■ THE PROBLEM: All lines with the word "Category" must be pulled from the entries below.
────────────────
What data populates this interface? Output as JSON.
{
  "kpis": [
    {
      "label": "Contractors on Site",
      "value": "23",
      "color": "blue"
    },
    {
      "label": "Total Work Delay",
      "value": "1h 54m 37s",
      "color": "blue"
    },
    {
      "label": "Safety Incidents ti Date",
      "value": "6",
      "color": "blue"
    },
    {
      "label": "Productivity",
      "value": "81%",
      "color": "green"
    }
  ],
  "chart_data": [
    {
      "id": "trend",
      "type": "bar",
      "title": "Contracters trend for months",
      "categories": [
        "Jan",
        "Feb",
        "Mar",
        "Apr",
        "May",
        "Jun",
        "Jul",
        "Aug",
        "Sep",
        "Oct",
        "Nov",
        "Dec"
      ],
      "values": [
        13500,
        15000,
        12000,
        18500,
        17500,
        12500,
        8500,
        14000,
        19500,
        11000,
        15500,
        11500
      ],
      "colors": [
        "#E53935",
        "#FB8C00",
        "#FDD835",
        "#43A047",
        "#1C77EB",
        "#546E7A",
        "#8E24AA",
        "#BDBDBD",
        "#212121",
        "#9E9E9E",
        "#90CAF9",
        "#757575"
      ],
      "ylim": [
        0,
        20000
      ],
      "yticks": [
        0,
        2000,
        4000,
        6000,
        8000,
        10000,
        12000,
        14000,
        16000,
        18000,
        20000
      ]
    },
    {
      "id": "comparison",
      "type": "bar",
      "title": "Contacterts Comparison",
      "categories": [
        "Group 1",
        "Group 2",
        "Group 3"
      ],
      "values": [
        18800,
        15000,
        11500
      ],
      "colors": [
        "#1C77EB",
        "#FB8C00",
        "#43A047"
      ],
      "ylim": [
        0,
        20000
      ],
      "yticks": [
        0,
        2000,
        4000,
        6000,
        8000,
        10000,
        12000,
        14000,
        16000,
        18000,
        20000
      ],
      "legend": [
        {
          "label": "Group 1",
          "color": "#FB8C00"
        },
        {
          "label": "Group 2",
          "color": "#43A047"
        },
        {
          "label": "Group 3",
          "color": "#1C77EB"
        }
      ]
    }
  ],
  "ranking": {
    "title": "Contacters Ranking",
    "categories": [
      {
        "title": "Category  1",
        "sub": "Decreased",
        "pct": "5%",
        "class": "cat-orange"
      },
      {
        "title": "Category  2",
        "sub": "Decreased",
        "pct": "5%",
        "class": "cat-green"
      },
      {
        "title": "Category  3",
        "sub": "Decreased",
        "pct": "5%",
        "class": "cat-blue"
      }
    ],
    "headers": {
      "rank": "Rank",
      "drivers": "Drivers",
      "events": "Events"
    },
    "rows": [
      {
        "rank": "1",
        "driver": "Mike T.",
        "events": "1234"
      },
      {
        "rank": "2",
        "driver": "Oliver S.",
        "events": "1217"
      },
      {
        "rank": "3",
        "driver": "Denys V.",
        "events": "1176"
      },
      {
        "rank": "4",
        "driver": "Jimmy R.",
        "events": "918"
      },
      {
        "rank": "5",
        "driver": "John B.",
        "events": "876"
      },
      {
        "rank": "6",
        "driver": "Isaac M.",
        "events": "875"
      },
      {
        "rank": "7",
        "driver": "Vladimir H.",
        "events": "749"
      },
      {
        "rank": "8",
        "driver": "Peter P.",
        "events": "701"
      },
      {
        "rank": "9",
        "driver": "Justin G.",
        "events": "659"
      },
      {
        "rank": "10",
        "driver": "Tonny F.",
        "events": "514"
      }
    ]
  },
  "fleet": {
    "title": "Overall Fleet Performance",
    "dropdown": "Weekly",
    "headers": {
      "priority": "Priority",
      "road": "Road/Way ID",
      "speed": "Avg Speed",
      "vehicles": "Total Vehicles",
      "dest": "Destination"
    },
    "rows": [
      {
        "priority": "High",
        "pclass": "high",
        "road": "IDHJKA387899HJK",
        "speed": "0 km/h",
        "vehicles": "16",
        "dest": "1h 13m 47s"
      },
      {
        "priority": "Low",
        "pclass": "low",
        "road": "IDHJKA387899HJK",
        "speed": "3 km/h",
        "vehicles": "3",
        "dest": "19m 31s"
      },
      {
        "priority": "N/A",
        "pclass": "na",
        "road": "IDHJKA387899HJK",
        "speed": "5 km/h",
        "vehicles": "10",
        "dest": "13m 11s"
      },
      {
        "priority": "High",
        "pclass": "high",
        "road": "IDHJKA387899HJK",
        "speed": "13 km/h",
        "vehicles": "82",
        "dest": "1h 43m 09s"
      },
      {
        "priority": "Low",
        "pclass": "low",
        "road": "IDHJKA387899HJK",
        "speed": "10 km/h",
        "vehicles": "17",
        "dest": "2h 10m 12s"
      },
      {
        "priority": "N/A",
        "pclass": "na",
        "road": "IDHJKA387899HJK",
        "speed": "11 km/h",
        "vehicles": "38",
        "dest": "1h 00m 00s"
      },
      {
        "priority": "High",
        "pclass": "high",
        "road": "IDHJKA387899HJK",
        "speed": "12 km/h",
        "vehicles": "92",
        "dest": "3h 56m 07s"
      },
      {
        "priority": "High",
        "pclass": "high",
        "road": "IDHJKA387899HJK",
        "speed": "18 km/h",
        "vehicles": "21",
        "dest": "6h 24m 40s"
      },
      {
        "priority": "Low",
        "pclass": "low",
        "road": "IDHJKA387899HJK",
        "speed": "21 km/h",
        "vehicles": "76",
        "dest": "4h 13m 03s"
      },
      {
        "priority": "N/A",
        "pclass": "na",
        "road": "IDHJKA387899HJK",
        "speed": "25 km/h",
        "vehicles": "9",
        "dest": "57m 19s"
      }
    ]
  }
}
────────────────
■ OUTPUT FOR THIS TASK:
        "title": "Category  1",
        "title": "Category  2",
        "title": "Category  3",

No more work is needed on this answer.